Problem to work on: A faithful, word-for-word copy of the data below is required, without pictures.

(Entries from a dataset of interfaces)
----------------
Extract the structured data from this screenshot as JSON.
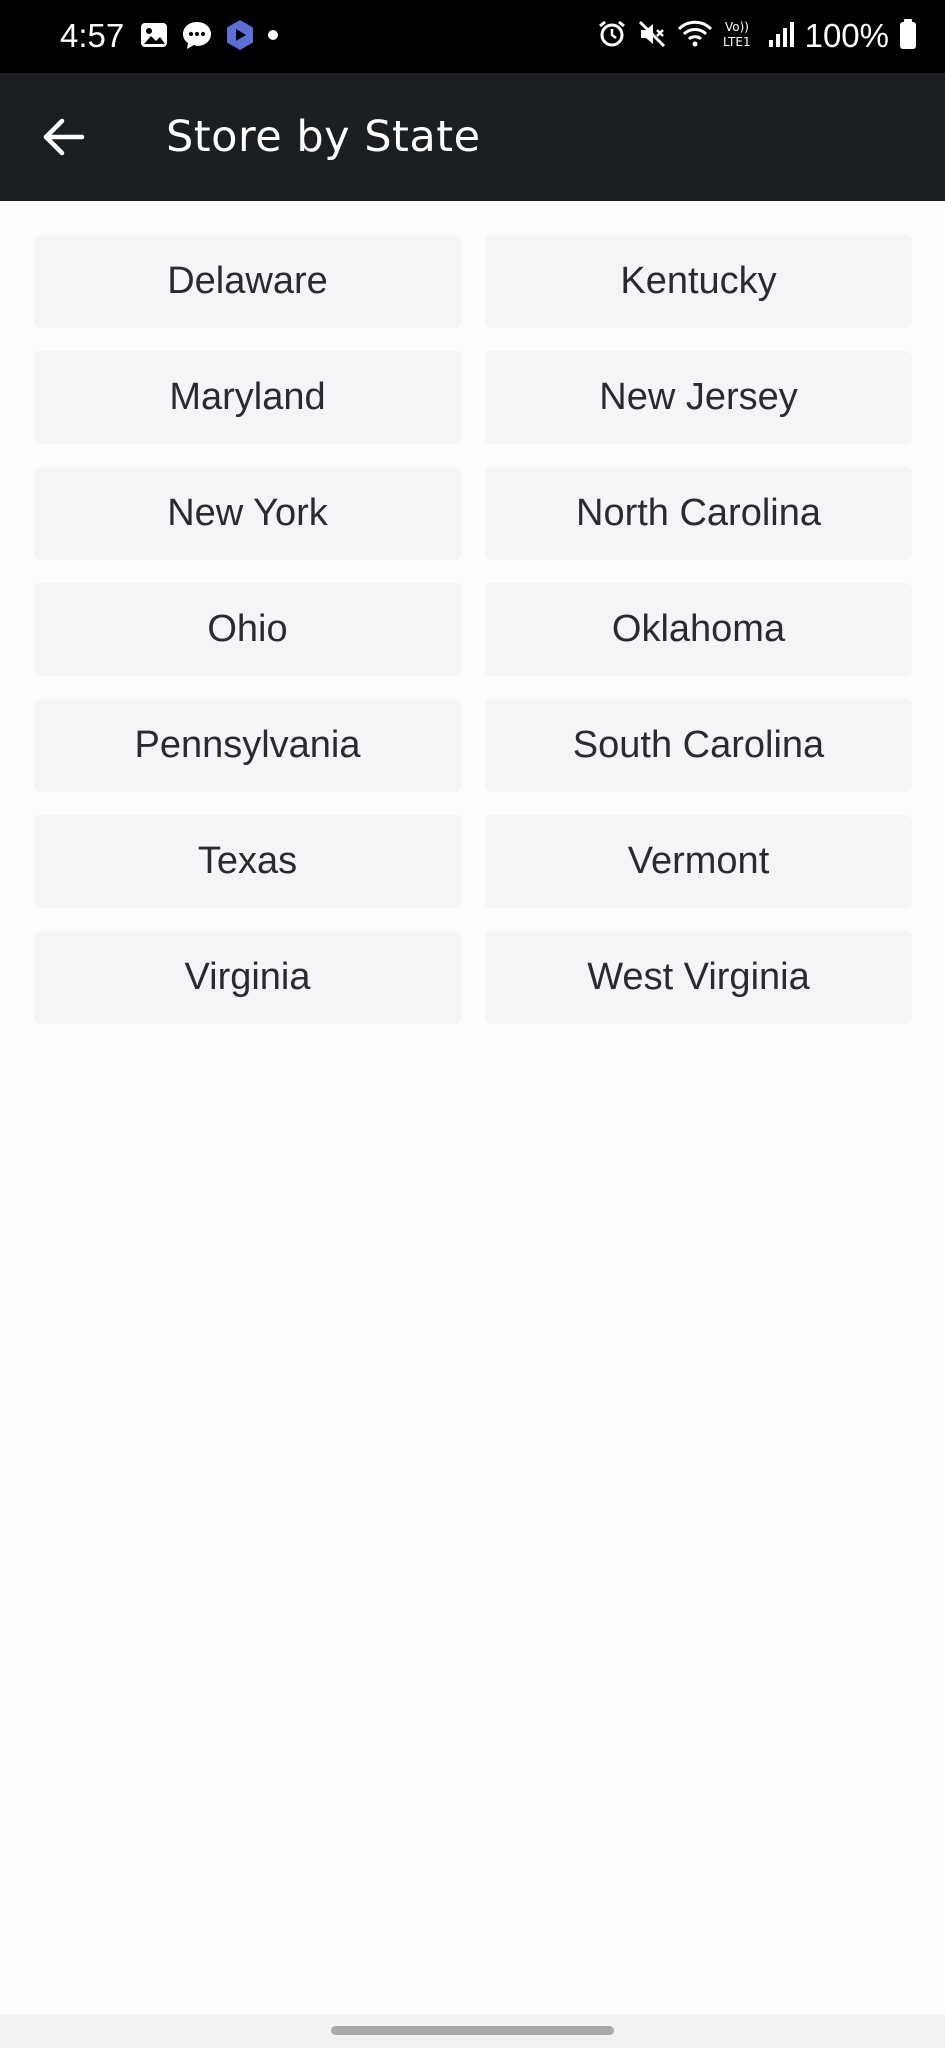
{
  "status_bar": {
    "time": "4:57",
    "battery": "100%",
    "network_label": "Vo)) LTE1",
    "left_icons": [
      "gallery-icon",
      "chat-icon",
      "app-icon",
      "dot-icon"
    ],
    "right_icons": [
      "alarm-icon",
      "mute-icon",
      "wifi-icon",
      "lte-icon",
      "signal-icon",
      "battery-icon"
    ]
  },
  "app_bar": {
    "title": "Store by State",
    "back_icon": "arrow-left-icon"
  },
  "states": [
    "Delaware",
    "Kentucky",
    "Maryland",
    "New Jersey",
    "New York",
    "North Carolina",
    "Ohio",
    "Oklahoma",
    "Pennsylvania",
    "South Carolina",
    "Texas",
    "Vermont",
    "Virginia",
    "West Virginia"
  ],
  "colors": {
    "status_bar_bg": "#000000",
    "app_bar_bg": "#1c1f22",
    "button_bg": "#f5f4f7",
    "button_text": "#2c2a2e",
    "page_bg": "#fefdfe",
    "app_icon_accent": "#5b6fd6"
  }
}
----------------
Response to this task:
Extract the structured data from this screenshot as JSON.
{
  "status_bar": {
    "time": "4:57",
    "battery": "100%",
    "network_label": "Vo)) LTE1",
    "left_icons": [
      "gallery-icon",
      "chat-icon",
      "app-icon",
      "dot-icon"
    ],
    "right_icons": [
      "alarm-icon",
      "mute-icon",
      "wifi-icon",
      "lte-icon",
      "signal-icon",
      "battery-icon"
    ]
  },
  "app_bar": {
    "title": "Store by State",
    "back_icon": "arrow-left-icon"
  },
  "states": [
    "Delaware",
    "Kentucky",
    "Maryland",
    "New Jersey",
    "New York",
    "North Carolina",
    "Ohio",
    "Oklahoma",
    "Pennsylvania",
    "South Carolina",
    "Texas",
    "Vermont",
    "Virginia",
    "West Virginia"
  ],
  "colors": {
    "status_bar_bg": "#000000",
    "app_bar_bg": "#1c1f22",
    "button_bg": "#f5f4f7",
    "button_text": "#2c2a2e",
    "page_bg": "#fefdfe",
    "app_icon_accent": "#5b6fd6"
  }
}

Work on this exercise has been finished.